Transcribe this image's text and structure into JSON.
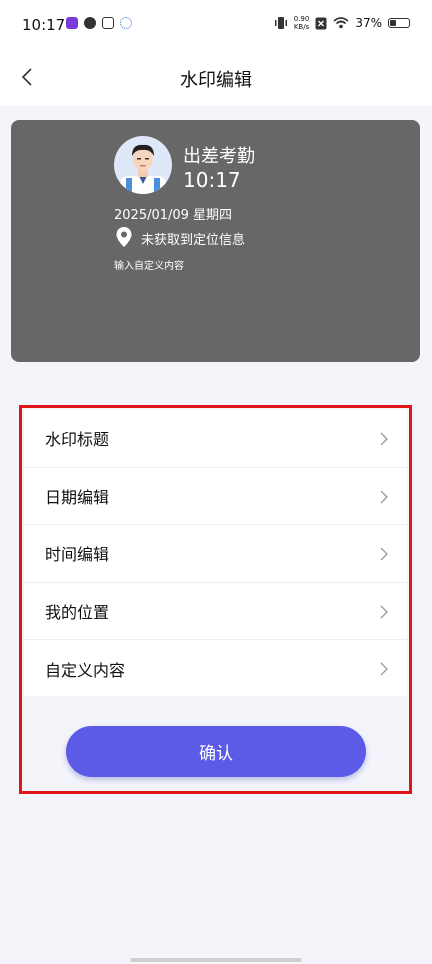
{
  "status_bar": {
    "time": "10:17",
    "net_speed_value": "0.90",
    "net_speed_unit": "KB/s",
    "battery": "37%"
  },
  "header": {
    "title": "水印编辑"
  },
  "preview": {
    "title": "出差考勤",
    "time": "10:17",
    "date": "2025/01/09 星期四",
    "location": "未获取到定位信息",
    "custom": "输入自定义内容"
  },
  "menu": {
    "items": [
      {
        "label": "水印标题"
      },
      {
        "label": "日期编辑"
      },
      {
        "label": "时间编辑"
      },
      {
        "label": "我的位置"
      },
      {
        "label": "自定义内容"
      }
    ]
  },
  "confirm_label": "确认",
  "colors": {
    "accent": "#5b5be7",
    "highlight": "#e0151c",
    "preview_bg": "#676767"
  }
}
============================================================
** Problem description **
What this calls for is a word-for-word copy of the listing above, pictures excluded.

** Solution below **
Transcribe this image's text and structure into JSON.
{
  "status_bar": {
    "time": "10:17",
    "net_speed_value": "0.90",
    "net_speed_unit": "KB/s",
    "battery": "37%"
  },
  "header": {
    "title": "水印编辑"
  },
  "preview": {
    "title": "出差考勤",
    "time": "10:17",
    "date": "2025/01/09 星期四",
    "location": "未获取到定位信息",
    "custom": "输入自定义内容"
  },
  "menu": {
    "items": [
      {
        "label": "水印标题"
      },
      {
        "label": "日期编辑"
      },
      {
        "label": "时间编辑"
      },
      {
        "label": "我的位置"
      },
      {
        "label": "自定义内容"
      }
    ]
  },
  "confirm_label": "确认",
  "colors": {
    "accent": "#5b5be7",
    "highlight": "#e0151c",
    "preview_bg": "#676767"
  }
}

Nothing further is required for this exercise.